The Arrest

Firstly, during the search NO MACHINE GUNS WERE FOUND. However, during the search it was discovered that about 1 year earlier the client obtained three handguns from his father after he died. None of these handguns were added to the client’s license to possess handguns so he was arrested and charged with three counts of Criminal Possession of a Weapon in the Fourth Degree. Each Count was for a class “A” misdemeanor punishable by up to 1 year in jail.

Two Prior Lawyers

When this firm was retained to represent the client, the case was quite old and two prior lawyers had totally botched the case. No motion to dismiss was made. In fact, almost nothing had happened on the case other than two lawyers begging and pleading, orally and in writing for a plea deal. Sadly, the begging and pleading fell on deaf ears and a plea offer to a deal which would leave the client with a permanent criminal record. In fact, the pleading only seem to embolden the prosecutors and by the time our firm was retained there were threats to indict the client for possessing three or more illegal firearms, a felony under New York Law. Certainly, neither of these lawyers raised the Law Enforcement Officers Safety Act with either the Court or the prosecutors. Nor did they raise the exemptions pursuant to Penal Law §265.20 which under subsection 1(c) grants peace officers an exemption from weapons charges and under subsection (3) which grants individuals who possess firearms licenses an exemption.

The Resolution of the Case

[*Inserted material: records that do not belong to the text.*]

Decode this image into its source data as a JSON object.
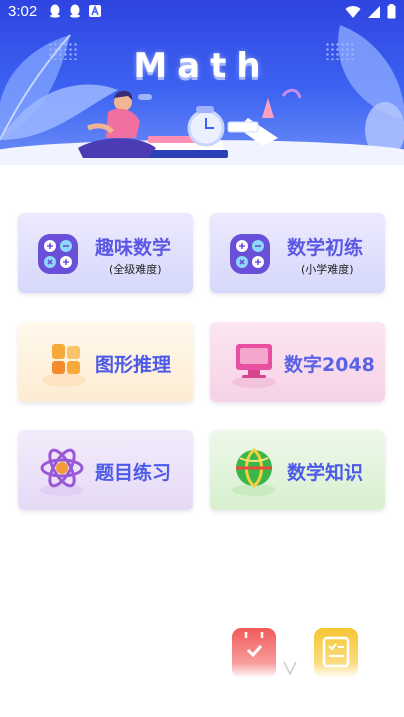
{
  "status_bar": {
    "time": "3:02"
  },
  "banner": {
    "title": "Math"
  },
  "cards": [
    {
      "label": "趣味数学",
      "sub": "(全级难度)"
    },
    {
      "label": "数学初练",
      "sub": "(小学难度)"
    },
    {
      "label": "图形推理"
    },
    {
      "label": "数字2048"
    },
    {
      "label": "题目练习"
    },
    {
      "label": "数学知识"
    }
  ],
  "colors": {
    "banner_blue": "#3d63f2",
    "accent_purple": "#6a4fd8",
    "float_red": "#f25a5a",
    "float_yellow": "#f7c531"
  }
}
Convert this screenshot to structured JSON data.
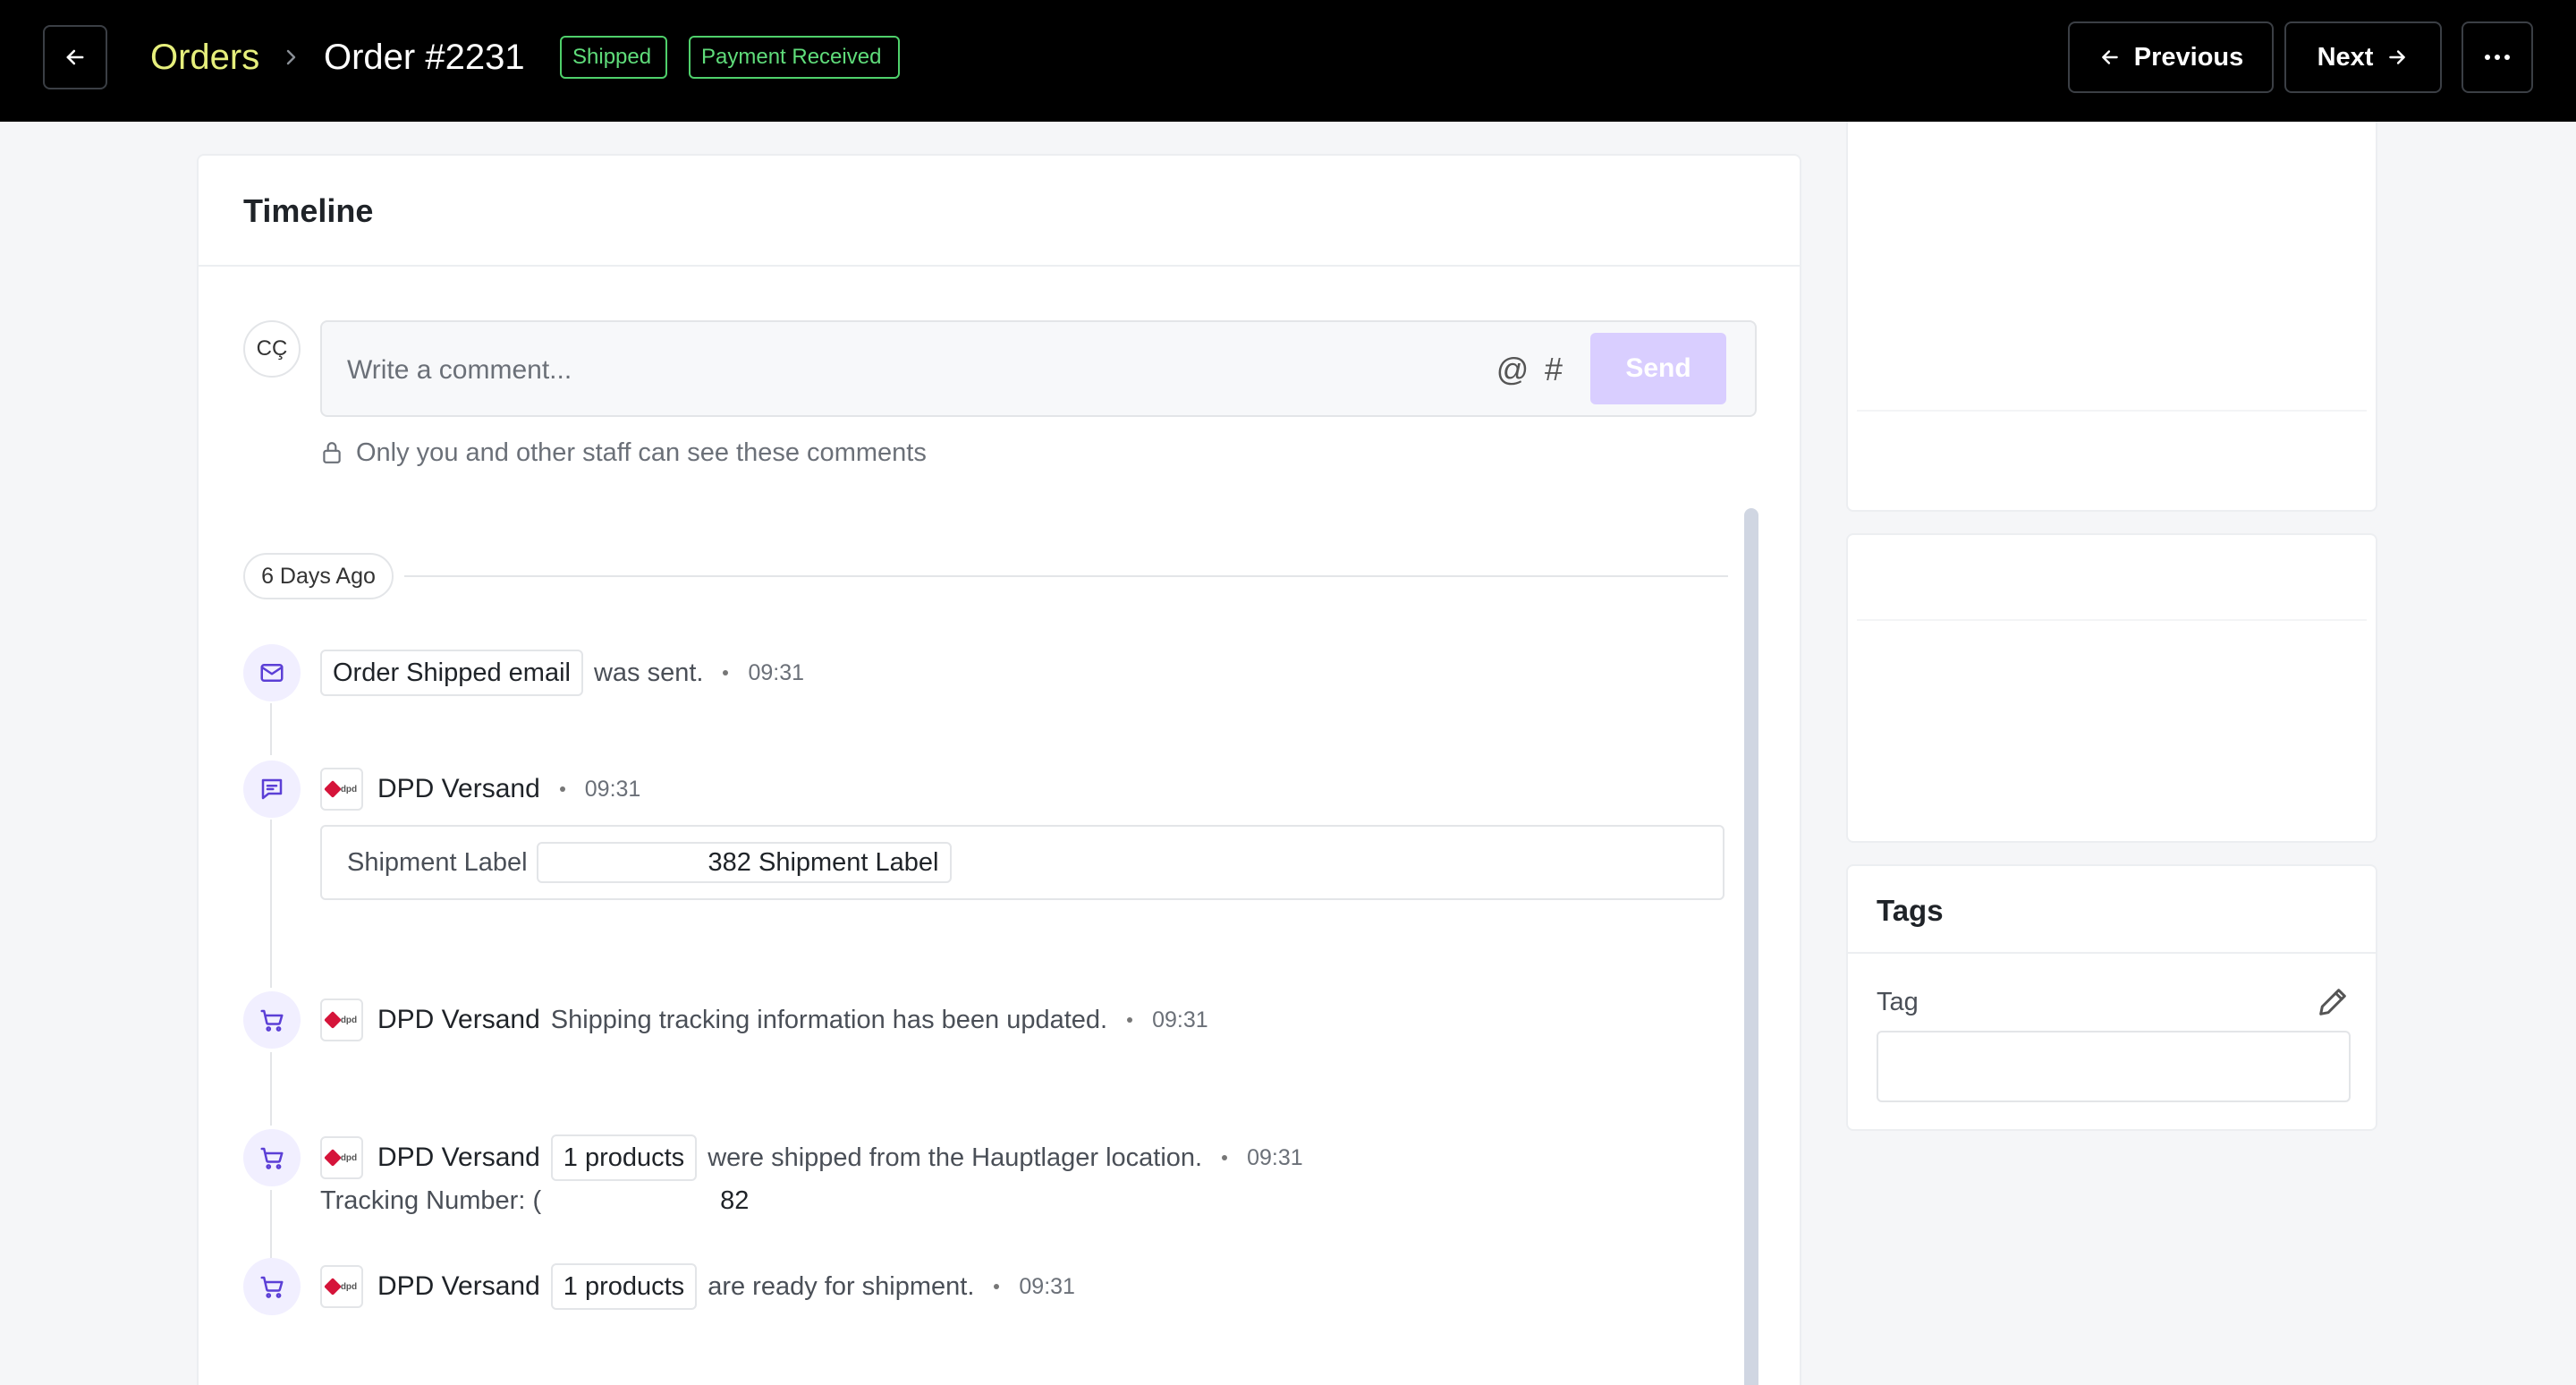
{
  "header": {
    "breadcrumb_root": "Orders",
    "order_title": "Order #2231",
    "badges": {
      "shipped": "Shipped",
      "payment": "Payment Received"
    },
    "previous_label": "Previous",
    "next_label": "Next"
  },
  "timeline": {
    "title": "Timeline",
    "avatar_initials": "CÇ",
    "comment_placeholder": "Write a comment...",
    "send_label": "Send",
    "privacy_note": "Only you and other staff can see these comments",
    "day_label": "6 Days Ago",
    "events": {
      "email": {
        "chip": "Order Shipped email",
        "text": "was sent.",
        "time": "09:31"
      },
      "label": {
        "actor": "DPD Versand",
        "time": "09:31",
        "label_key": "Shipment Label",
        "label_value": "382 Shipment Label"
      },
      "tracking": {
        "actor": "DPD Versand",
        "text": "Shipping tracking information has been updated.",
        "time": "09:31",
        "tracking_label": "Tracking Number: (",
        "tracking_end": "82"
      },
      "shipped": {
        "actor": "DPD Versand",
        "chip": "1 products",
        "text": "were shipped from the Hauptlager location.",
        "time": "09:31"
      },
      "ready": {
        "actor": "DPD Versand",
        "chip": "1 products",
        "text": "are ready for shipment.",
        "time": "09:31"
      }
    },
    "carrier_logo_text": "dpd"
  },
  "tags": {
    "title": "Tags",
    "field_label": "Tag",
    "value": ""
  },
  "colors": {
    "accent": "#e6ef7c",
    "badge_green": "#4fd06b",
    "send_disabled": "#d9ceff",
    "icon_purple": "#5b3fd6",
    "dpd_red": "#d5143a"
  },
  "icons": [
    "arrow-left-icon",
    "chevron-right-icon",
    "ellipsis-icon",
    "arrow-right-icon",
    "at-icon",
    "hash-icon",
    "lock-icon",
    "mail-icon",
    "message-icon",
    "cart-icon",
    "pencil-icon"
  ]
}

Ultimately, the legal issues matter. After the firm was retained I happened to run into the prosecutor in the hallway of the County Courthouse. We of course knew each other well. When I told the prosecutor that I was retained he told me about how fair he had been with the client and that if the client didn’t take the plea offer he was going to indict him for a felony. I think my reaction woke the prosecutor up. What I told him in the Courthouse was that if he indicted my client I would beat him in the County Court and if he decided not to indict him then I would beat him in the local Court. I explained that all an indictment meant was a bigger and more high profile win for me. He could tell I was excited and he asked me to calm down and outline my defenses in a letter.
A short time after I outlined my defenses which essentially boiled down to four :
1. That as the holder of a New York State Pistol Permit issued under Article 400 of the Penal Law the client was exempt from prosecution for weapons possession under New York Law;
2. That as a current law enforcement officer the client was protected under LEOSA;
3. That as a qualified retired law enforcement officer the client was protected under LEOSA
4. Penal Law §265.20 provided an exemption for peace officers to Weapons Charges.
Ultimately, as a result of his legal defenses being laid out for the prosecutor, the client was allowed to pay a fine for a non-criminal violation and have the record of arrest sealed.

The Aftermath of the Case

Not surprisingly after the criminal case ended the County brought an action to revoke the client’s pistol license despite the fact that the arrest was sealed. This required the County to undertake a two step process. First they sought and obtained an unsealing order so that they could obtain the records of arrest from the police and the Court records. The County then used those records to seek revocation of the pistol license that the client has had without incident for decades. Ultimately, a County Court Judge was persuaded that the original arrest was improper and agreed with our arguments concerning LEOSA and New York State Law. The Judge not only reinstated the client’s license but also required that the police return all of his many guns.

Justice was served in this case. But the zeal of prosecutors in certain states to go after law abiding citizens who may have made a minor error in paperwork or some other miniscule error is scary. If you are an honest citizen that has firearms and you find that you are a target of law enforcement, remember that you have rights and options. Find a lawyer who knows gun laws. The life you save me be your own.